John Waldman on "100 Weird Ways to Catch Fish"

September 16, 2005 


John Waldman has done research on fisheries biology for over 20 years and worked for most of them at the Hudson River Foundation. He is now Professor of Biology at Queens College, CUNY. His specialty is fisheries management and has worked on striped bass and sturgeon management and conservation. He is co-editor of the upcoming "The Hudson River Estuary," to be published by Cambridge Univerity Press.

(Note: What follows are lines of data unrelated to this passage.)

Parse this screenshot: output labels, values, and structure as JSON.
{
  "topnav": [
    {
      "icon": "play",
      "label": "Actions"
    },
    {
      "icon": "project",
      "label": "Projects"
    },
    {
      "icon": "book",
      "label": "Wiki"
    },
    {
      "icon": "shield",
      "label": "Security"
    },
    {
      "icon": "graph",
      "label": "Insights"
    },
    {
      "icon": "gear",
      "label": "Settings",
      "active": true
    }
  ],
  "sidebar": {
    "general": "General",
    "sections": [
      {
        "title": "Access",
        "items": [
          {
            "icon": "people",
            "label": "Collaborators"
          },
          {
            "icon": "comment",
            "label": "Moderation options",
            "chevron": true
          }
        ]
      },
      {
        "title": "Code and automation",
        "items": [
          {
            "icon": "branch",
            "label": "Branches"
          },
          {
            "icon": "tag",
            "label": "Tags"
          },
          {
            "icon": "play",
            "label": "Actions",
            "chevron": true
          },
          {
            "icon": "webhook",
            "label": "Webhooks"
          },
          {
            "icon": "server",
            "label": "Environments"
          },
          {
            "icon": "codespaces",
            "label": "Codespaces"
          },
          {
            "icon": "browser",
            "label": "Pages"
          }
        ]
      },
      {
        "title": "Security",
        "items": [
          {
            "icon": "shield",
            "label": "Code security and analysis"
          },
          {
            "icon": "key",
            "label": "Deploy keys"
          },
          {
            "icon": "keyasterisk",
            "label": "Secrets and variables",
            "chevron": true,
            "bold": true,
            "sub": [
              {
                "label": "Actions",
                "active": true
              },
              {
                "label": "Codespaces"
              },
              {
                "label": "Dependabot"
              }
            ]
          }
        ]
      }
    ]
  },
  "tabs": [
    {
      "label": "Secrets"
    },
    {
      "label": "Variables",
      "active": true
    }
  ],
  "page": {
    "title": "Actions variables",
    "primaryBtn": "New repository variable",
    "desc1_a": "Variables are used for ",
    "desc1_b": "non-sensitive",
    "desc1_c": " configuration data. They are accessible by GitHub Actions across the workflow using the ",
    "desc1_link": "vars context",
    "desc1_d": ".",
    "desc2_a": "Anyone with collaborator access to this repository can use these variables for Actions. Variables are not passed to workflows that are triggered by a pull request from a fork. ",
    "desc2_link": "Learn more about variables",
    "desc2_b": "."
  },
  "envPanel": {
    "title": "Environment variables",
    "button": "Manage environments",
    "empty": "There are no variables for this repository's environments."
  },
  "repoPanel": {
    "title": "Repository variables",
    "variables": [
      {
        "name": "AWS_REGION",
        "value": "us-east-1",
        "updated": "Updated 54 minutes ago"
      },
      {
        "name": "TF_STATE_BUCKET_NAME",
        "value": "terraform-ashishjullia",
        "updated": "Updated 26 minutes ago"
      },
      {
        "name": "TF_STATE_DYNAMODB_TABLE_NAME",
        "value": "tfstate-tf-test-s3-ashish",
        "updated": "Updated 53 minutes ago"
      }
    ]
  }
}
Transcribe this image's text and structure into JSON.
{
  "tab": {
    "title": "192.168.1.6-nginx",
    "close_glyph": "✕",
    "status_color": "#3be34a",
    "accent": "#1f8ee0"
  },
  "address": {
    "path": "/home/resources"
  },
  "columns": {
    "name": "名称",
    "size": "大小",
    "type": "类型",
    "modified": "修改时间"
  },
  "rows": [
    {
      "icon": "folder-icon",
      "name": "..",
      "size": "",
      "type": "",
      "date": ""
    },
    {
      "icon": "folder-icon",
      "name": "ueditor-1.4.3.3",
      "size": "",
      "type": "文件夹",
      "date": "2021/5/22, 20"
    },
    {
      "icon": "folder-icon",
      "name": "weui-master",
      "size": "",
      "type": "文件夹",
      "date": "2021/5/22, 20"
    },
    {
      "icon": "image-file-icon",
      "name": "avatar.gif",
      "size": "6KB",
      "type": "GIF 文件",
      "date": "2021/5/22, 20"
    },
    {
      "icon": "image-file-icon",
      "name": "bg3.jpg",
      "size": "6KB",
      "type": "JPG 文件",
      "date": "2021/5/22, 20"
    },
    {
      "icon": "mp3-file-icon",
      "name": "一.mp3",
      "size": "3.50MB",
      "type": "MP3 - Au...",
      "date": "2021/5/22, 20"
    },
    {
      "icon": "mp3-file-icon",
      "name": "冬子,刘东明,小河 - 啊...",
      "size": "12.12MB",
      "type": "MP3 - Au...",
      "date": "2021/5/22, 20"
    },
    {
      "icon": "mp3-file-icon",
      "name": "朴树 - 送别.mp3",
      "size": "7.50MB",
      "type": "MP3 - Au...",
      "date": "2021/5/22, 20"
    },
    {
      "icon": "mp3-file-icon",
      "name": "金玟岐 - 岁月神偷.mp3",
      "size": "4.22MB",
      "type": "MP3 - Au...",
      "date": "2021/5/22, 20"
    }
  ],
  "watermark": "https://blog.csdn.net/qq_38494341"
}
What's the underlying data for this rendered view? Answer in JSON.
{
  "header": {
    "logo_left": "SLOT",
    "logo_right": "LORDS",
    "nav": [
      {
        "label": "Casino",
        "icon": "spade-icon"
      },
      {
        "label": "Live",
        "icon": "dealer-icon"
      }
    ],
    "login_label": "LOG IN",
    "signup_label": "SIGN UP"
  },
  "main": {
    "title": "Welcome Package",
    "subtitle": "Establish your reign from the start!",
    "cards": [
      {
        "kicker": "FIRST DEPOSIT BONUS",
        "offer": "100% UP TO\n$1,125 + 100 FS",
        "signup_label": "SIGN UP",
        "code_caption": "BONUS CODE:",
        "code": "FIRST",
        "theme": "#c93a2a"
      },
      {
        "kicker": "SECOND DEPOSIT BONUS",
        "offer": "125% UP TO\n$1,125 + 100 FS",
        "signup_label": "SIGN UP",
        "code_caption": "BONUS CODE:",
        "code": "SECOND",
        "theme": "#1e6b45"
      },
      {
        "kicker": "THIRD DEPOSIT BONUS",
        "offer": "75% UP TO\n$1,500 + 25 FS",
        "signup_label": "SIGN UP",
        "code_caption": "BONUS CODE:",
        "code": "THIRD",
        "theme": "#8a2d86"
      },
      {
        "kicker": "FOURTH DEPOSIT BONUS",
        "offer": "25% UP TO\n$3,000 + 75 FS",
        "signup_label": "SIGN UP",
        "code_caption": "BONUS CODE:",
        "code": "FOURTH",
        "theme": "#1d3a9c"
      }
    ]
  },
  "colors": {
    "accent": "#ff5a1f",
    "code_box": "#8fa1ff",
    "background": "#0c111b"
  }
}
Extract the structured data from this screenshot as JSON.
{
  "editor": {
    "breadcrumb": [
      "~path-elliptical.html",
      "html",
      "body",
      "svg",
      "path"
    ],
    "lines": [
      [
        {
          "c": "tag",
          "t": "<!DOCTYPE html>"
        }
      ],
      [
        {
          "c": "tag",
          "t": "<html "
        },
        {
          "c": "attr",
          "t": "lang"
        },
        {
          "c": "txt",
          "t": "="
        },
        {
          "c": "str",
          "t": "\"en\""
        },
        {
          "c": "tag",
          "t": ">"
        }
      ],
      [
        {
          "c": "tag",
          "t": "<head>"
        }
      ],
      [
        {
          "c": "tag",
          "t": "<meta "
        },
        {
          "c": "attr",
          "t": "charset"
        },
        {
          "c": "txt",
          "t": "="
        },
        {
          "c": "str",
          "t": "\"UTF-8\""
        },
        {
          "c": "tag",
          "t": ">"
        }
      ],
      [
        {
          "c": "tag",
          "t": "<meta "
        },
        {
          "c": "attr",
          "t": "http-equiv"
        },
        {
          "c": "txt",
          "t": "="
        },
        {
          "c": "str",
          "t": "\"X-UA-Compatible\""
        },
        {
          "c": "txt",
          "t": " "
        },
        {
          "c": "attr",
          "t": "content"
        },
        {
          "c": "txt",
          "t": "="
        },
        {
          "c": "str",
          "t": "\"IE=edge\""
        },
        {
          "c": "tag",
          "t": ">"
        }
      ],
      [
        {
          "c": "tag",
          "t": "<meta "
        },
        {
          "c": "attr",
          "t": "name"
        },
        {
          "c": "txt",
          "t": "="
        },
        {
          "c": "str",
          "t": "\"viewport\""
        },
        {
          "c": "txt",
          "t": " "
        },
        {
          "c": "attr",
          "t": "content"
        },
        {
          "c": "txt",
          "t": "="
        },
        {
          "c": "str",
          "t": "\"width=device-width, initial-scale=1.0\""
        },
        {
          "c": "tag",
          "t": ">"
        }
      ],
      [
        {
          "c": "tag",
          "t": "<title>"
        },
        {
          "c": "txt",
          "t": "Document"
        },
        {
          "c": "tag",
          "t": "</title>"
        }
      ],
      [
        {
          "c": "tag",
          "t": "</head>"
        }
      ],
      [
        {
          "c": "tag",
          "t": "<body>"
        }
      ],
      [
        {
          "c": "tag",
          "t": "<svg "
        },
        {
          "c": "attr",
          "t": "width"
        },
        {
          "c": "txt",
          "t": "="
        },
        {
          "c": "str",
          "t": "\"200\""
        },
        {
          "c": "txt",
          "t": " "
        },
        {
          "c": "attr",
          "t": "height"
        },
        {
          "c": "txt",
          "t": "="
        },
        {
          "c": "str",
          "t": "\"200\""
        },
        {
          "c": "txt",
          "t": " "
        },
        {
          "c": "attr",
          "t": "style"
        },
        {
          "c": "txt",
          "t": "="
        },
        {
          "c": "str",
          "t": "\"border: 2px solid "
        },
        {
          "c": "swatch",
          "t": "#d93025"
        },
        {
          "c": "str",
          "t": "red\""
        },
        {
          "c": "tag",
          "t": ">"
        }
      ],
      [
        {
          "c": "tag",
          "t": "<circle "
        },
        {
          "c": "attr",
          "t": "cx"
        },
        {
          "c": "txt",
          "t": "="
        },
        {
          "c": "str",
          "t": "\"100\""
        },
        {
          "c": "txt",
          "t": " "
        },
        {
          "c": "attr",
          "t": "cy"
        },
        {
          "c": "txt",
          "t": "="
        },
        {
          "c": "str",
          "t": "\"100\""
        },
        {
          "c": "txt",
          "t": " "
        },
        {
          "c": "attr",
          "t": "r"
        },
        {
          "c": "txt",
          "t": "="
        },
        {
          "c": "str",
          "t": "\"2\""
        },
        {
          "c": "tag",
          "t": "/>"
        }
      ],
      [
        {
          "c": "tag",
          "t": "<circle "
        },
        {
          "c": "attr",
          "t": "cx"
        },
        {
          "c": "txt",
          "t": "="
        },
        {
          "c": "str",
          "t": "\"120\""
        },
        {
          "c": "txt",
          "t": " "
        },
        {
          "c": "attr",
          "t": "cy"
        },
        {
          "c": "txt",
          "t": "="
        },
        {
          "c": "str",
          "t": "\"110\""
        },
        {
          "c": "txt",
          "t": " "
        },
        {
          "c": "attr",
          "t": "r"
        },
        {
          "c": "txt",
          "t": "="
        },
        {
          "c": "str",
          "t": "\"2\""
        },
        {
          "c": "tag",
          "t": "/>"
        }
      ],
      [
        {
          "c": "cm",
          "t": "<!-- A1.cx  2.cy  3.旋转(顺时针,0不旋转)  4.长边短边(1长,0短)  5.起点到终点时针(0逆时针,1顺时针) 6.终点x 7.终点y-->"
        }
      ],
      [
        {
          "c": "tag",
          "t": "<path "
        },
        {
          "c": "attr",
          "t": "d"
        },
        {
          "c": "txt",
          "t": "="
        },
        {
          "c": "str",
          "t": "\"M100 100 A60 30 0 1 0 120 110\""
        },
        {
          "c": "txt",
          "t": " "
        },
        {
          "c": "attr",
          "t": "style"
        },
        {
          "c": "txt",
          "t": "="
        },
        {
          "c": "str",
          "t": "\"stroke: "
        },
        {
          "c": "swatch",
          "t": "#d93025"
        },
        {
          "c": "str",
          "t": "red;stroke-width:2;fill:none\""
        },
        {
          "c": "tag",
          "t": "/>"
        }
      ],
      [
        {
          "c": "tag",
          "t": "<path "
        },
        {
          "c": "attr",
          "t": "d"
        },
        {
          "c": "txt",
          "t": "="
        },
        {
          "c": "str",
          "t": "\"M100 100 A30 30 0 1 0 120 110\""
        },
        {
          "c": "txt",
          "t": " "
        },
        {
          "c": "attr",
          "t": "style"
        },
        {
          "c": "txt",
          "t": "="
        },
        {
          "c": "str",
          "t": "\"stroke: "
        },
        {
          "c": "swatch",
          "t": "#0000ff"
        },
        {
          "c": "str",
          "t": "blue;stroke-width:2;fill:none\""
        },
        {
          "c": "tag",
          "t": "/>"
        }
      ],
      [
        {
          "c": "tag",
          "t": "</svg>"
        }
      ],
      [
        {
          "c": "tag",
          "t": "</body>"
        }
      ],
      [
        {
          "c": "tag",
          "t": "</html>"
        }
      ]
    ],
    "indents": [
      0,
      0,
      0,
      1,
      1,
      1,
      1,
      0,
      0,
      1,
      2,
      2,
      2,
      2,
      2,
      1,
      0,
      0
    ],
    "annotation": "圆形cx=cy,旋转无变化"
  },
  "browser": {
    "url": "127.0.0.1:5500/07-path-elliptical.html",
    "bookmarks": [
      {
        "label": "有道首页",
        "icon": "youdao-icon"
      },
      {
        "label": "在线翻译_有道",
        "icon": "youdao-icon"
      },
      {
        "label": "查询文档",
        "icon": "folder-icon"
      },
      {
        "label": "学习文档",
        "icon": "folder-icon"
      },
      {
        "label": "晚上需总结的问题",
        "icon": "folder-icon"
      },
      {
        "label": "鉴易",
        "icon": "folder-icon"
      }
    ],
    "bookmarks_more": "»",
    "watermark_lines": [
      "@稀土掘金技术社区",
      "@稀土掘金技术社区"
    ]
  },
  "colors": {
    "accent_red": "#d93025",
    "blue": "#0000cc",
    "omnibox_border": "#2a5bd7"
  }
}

Waldman has written a number of fascinating books about the ocean and fishing. He edited "Stripers, An Angler's Anthology" a collection of the finest essays written about the monarch of fishes in our region. His "Heartbeats in the Muck" captured the history and the amazing story of renewal of the life New York Harbor in recent decades. His uncanny ability to find fascinating stories is illustrated perfectly by his newest book, "100 Weird Ways to Catch Fish". Just how many thousands of dollars will one pay for a rod to catch a fish? Can you catch a fish by taking advantage of its territorial imperative? Will you reach into a hollow log to catch a fish, only to have your fingers bitten off by an alligator snapper? Are you willing to go out at night, swinging an Arabian-style dagger at your prey? These and even more weird ways of fishermen will fill his fascinating lecture.